Key Takeaways

This interview has been edited for length and clarity.

There’s no doubt recent AI advancements have contributed to evolving conversations surrounding technology’s role across healthcare. But deciding which platforms to consider — and when to consider them — can be challenging for even the most seasoned leaders.

In this episode of the Memora Health Care Delivery Podcast, our guest Shahidul Mannan, Chief Data Officer at Bon Secours, discusses what information EHRs miss, how to assess the value of technology before implementation, and what types of innovations to consider when building out tech infrastructure in healthcare.

There’s a lot of data in healthcare — but there’s still so much that goes uncollected and unused

The digitization of healthcare accelerated in an unprecedented way with the passing of the ACA in 2010. Specifically, the subsequent expansion of the EHR ushered in more and more patient data collection.

But, Mannan argues there’s still a plethora of data beyond what’s stored in a local care management system that can help improve care. Mannan says, “Healthcare is extremely data-rich … We now have the opportunity to see more and more data about our patients. As we dig further, we realize that there’s tons of data in unstructured forms … that can have tremendous opportunities for innovation once we start to unleash them and better manage them.”

He adds, “80% of this unstructured data is unharvested.” That’s why healthcare leaders must invest in novel technologies that gather information beyond traditional systems of record. Innovative digital healthcare platforms like Memora Health integrate with existing EHRs to help collect and organize remote data for clinicians to view and act upon.

Innovations need to prove value first before full implementation

Traditionally, healthcare organizations have adopted new technologies and found the right way to leverage them as time goes on. 

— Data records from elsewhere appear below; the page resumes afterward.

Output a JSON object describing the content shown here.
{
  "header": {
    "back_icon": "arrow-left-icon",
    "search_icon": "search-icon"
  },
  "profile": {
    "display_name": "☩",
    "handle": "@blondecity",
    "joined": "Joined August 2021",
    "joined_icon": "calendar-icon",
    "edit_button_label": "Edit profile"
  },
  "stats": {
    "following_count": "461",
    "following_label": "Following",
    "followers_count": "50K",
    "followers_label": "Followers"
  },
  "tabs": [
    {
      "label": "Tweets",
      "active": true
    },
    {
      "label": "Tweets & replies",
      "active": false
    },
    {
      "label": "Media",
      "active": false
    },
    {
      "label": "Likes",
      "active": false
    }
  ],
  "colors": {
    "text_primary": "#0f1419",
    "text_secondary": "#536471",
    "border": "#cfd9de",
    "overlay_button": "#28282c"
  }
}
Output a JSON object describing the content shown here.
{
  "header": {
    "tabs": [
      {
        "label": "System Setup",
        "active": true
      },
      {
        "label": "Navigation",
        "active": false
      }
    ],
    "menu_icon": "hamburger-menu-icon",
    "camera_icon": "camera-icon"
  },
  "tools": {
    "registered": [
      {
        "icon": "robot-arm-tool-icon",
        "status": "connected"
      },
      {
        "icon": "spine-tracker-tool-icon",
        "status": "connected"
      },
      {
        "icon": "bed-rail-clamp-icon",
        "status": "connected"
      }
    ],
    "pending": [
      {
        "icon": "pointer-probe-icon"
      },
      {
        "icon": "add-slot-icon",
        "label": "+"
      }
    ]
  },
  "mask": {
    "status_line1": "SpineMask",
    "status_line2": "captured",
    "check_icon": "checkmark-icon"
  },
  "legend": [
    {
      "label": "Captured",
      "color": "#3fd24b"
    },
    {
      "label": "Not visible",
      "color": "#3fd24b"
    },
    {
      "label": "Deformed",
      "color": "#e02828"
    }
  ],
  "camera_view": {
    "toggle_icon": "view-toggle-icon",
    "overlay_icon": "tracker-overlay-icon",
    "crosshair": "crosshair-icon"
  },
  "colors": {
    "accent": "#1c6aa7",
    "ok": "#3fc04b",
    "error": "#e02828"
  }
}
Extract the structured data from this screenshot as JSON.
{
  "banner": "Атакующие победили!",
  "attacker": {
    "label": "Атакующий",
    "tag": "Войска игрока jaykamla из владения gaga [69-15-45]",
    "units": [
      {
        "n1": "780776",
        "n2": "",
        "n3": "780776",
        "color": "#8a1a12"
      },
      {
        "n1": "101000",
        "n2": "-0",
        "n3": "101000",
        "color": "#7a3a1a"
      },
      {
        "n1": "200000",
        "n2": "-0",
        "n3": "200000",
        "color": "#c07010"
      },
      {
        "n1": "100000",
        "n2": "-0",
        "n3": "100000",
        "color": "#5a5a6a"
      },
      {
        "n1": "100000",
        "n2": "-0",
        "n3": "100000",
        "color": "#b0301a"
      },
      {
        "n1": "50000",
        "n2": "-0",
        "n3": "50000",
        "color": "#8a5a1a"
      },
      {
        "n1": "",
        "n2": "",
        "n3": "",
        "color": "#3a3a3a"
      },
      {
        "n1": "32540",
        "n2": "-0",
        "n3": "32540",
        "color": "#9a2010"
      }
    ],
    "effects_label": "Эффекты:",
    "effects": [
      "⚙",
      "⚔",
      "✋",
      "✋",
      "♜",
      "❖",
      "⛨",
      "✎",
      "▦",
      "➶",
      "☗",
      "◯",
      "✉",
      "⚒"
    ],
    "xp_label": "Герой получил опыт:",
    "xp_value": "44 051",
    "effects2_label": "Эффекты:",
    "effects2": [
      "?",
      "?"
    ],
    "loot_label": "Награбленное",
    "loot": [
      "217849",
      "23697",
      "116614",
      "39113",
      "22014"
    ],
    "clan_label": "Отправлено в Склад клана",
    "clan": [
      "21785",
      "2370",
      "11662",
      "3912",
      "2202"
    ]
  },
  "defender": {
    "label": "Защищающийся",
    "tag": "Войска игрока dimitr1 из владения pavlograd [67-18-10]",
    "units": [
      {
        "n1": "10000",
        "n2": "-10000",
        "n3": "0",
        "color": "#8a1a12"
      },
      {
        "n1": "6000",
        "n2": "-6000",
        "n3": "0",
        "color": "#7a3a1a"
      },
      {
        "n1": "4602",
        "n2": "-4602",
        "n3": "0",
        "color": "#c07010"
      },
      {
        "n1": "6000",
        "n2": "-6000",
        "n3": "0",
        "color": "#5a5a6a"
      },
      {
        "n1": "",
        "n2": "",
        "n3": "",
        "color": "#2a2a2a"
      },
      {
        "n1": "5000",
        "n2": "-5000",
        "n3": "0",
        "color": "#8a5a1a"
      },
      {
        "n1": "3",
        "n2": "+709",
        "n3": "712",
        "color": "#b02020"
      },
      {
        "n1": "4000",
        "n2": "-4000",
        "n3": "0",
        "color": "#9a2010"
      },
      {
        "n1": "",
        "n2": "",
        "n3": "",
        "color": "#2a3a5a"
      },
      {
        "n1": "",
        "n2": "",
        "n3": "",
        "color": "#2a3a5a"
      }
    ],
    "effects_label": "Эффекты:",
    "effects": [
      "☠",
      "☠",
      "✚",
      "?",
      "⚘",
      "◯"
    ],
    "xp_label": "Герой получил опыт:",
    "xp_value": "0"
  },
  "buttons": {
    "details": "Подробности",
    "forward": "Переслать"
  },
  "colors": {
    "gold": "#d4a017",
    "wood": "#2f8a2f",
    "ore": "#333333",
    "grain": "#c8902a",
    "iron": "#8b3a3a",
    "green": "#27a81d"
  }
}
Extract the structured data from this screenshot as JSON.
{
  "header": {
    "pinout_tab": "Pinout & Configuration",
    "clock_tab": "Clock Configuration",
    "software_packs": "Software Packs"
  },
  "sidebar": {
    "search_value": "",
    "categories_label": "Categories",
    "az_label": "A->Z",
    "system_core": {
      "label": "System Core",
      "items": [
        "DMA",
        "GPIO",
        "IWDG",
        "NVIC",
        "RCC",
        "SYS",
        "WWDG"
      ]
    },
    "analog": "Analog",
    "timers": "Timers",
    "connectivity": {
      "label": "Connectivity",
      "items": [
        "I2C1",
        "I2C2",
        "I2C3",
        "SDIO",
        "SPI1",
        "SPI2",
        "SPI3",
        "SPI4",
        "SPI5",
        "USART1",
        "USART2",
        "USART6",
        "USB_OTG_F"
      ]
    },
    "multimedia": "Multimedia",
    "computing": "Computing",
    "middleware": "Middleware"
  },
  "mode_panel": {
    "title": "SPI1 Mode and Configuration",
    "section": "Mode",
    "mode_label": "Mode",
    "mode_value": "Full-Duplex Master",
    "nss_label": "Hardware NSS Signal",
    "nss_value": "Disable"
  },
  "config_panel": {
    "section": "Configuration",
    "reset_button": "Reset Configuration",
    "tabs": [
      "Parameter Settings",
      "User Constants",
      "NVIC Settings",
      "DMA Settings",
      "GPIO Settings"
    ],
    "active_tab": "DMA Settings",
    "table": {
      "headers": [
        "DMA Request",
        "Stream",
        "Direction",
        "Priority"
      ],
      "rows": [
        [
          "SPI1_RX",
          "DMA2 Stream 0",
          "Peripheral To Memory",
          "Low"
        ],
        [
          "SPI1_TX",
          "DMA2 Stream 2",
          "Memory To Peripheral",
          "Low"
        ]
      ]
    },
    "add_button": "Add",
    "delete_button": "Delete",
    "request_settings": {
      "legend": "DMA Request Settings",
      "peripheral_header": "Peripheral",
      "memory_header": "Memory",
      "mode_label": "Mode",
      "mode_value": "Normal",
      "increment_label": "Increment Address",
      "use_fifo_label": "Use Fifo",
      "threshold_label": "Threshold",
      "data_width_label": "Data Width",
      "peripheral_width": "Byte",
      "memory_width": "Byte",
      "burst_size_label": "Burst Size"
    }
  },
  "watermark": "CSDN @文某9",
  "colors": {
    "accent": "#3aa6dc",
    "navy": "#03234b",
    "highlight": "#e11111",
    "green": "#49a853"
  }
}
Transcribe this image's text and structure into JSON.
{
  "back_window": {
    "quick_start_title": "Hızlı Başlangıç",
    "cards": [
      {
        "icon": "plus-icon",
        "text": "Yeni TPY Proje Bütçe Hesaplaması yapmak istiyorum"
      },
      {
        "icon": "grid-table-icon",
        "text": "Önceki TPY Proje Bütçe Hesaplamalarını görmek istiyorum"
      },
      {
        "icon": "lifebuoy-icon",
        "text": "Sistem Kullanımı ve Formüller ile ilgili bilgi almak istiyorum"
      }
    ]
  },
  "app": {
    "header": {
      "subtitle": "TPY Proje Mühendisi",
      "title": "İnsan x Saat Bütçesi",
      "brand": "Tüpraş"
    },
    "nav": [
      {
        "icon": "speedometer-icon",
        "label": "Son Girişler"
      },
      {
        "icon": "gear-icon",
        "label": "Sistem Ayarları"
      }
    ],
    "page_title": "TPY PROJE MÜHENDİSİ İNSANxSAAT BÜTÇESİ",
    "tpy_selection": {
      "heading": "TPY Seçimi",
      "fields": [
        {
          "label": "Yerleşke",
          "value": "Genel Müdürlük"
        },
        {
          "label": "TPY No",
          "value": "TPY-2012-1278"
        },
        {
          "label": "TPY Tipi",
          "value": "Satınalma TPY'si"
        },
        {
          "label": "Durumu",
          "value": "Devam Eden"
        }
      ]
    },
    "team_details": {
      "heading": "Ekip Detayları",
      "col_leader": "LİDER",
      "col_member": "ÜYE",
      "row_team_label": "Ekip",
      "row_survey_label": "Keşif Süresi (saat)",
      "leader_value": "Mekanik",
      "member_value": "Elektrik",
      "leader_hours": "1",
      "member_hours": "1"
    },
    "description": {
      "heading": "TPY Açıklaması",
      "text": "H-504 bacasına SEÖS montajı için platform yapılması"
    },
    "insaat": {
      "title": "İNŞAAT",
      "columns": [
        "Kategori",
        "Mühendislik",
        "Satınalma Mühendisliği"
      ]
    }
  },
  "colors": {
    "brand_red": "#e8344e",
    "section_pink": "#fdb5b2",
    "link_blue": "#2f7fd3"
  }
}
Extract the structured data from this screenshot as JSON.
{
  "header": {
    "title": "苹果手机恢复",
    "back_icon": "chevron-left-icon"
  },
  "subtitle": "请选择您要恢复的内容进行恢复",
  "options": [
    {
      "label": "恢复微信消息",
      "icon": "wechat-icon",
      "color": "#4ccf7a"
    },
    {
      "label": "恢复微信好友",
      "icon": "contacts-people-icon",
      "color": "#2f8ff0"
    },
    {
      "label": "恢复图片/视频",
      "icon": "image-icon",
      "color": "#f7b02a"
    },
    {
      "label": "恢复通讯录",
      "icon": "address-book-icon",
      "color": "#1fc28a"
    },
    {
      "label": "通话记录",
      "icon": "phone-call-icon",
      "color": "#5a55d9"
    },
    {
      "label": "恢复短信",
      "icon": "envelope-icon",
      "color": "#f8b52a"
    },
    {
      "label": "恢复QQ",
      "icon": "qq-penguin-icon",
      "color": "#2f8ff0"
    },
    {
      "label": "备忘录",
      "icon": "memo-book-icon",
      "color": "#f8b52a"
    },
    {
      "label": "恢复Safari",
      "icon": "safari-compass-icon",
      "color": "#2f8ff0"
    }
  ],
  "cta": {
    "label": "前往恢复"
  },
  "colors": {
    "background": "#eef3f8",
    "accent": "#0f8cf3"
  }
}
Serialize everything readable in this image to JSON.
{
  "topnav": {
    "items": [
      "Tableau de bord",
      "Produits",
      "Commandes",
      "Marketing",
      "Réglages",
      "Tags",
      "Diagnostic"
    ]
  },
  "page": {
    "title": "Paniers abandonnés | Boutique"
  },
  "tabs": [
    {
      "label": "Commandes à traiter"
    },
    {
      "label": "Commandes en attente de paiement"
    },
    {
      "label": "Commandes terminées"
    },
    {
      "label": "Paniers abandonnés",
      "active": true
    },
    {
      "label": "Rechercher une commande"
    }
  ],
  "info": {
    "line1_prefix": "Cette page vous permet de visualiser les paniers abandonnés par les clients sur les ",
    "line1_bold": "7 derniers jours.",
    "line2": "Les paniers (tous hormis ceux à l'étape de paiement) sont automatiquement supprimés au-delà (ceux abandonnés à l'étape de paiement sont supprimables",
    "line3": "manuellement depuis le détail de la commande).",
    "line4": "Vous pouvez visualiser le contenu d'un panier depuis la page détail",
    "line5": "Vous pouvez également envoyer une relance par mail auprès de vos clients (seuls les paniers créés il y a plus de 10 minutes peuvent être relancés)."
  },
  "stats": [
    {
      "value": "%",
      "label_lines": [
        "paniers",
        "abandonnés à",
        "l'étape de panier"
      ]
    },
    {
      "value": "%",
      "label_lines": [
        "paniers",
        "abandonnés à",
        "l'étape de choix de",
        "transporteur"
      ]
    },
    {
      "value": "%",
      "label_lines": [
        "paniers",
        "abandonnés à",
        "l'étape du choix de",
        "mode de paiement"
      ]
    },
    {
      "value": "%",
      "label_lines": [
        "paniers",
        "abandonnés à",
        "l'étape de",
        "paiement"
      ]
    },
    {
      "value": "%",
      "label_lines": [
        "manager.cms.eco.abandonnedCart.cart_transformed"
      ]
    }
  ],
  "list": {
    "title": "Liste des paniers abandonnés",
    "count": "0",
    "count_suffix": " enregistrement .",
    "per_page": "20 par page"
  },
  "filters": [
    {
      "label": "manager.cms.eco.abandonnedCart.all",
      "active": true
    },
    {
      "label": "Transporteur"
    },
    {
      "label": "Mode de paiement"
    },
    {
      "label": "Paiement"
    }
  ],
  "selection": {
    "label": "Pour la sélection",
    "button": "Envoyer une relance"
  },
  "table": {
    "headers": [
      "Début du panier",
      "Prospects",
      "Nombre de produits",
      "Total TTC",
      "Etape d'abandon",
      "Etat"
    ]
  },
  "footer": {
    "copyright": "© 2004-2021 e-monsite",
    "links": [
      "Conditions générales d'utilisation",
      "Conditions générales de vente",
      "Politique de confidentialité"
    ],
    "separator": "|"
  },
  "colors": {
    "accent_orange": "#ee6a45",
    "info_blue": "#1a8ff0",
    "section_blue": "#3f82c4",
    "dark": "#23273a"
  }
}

But with health systems everywhere confronting serious existential resource challenges, taking a chance on a new innovation without seeing its value first is no longer an option.There’s little room for error.

Mannan explains, “Gone are the days when you build something for two or three years and then you start to apply and show the value. Now we are in a state of wanting to rationalize and justify constantly, and make sure we’re harvesting the right value while we’re building the strategic data assets or long-term capabilities.”

The same concept applies to new AI programs. Mannan adds, “We want to take advantage of the latest and greatest technologies and AI capabilities … We’re focused more on how we can find the right use case and problem to solve with AI. The challenge is, ‘How can we allocate our resources best to harvest the optimal outcome with AI?’ …”

Vendors of forward-thinking digital health technologies — like intelligent care enablement platforms that leverage AI to extend value across both patient and provider audiences — may partner with organizations to pilot their platforms before full rollouts to help right-size the necessary resource allocation. If implementing a pilot, it’s essential to outline clear KPIs from the start and understand any limitations that may exist due to the nature of the pilot, such as suboptimal IT integration.  

Want to see how Memora Health’s platform drives real results for patients and providers? Learn more here.

Consider a blend of established and cutting-edge innovations when building technology infrastructure

There’s a reason mainstream healthtech vendors have established their reputations. They most likely have proven quality in their space and a secure, safe product. 

But, Mannan proposes for what they have in status, they often lack in vision. “We always want to find something that has lower risk, more experienced vendors that have a deeper understanding of technology … That said, that comes with the cost that [established vendors] are more expensive and may not always be the most cutting edge or innovative in some ways.”

That’s why Mannan suggests incorporating technologies from more trailblazing companies that can integrate easily with incumbent infrastructure. He says, “I do keep a part of our portfolio for more innovative startup companies that have demonstrated the power of their thought leadership or the depth of their expertise and knowledge. Even if it’s at a small scale. Then, we can pick up from there and actually partner to build more customizable solutions that give us an edge and advantage, even with a smaller investment.”